To do: If a line in the data below contains the word "icon", copy it out.

Records to use:
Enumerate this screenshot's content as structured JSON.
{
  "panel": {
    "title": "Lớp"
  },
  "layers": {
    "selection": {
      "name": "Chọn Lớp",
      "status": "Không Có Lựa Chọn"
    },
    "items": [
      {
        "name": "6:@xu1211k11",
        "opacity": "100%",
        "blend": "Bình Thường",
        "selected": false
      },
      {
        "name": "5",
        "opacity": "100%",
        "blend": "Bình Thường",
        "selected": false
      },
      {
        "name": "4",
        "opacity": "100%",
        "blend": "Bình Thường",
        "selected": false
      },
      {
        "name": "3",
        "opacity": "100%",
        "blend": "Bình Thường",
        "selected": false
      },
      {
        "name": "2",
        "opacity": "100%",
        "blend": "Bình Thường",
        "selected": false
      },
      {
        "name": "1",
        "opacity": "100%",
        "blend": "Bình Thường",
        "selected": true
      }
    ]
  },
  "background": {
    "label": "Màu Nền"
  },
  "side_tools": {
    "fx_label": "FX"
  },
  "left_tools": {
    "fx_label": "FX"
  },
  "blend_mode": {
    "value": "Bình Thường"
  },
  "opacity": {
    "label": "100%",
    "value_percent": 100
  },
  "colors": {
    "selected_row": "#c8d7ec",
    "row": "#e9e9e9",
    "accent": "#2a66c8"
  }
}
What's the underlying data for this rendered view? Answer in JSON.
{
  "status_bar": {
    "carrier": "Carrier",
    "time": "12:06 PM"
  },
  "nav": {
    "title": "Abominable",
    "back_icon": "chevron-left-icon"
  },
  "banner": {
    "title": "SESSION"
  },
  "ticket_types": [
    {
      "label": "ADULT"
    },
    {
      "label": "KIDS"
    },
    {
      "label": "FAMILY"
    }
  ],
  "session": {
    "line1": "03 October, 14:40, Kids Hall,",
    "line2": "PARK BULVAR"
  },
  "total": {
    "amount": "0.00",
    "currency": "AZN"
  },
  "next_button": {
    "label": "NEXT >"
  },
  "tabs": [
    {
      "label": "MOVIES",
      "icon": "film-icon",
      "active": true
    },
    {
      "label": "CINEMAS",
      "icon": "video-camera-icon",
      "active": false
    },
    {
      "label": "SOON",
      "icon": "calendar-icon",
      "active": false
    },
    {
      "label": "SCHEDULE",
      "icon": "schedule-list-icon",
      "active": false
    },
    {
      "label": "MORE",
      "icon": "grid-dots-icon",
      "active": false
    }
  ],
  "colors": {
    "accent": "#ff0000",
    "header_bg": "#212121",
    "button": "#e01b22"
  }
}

Task solution:
    "back_icon": "chevron-left-icon"
      "icon": "film-icon",
      "icon": "video-camera-icon",
      "icon": "calendar-icon",
      "icon": "schedule-list-icon",
      "icon": "grid-dots-icon",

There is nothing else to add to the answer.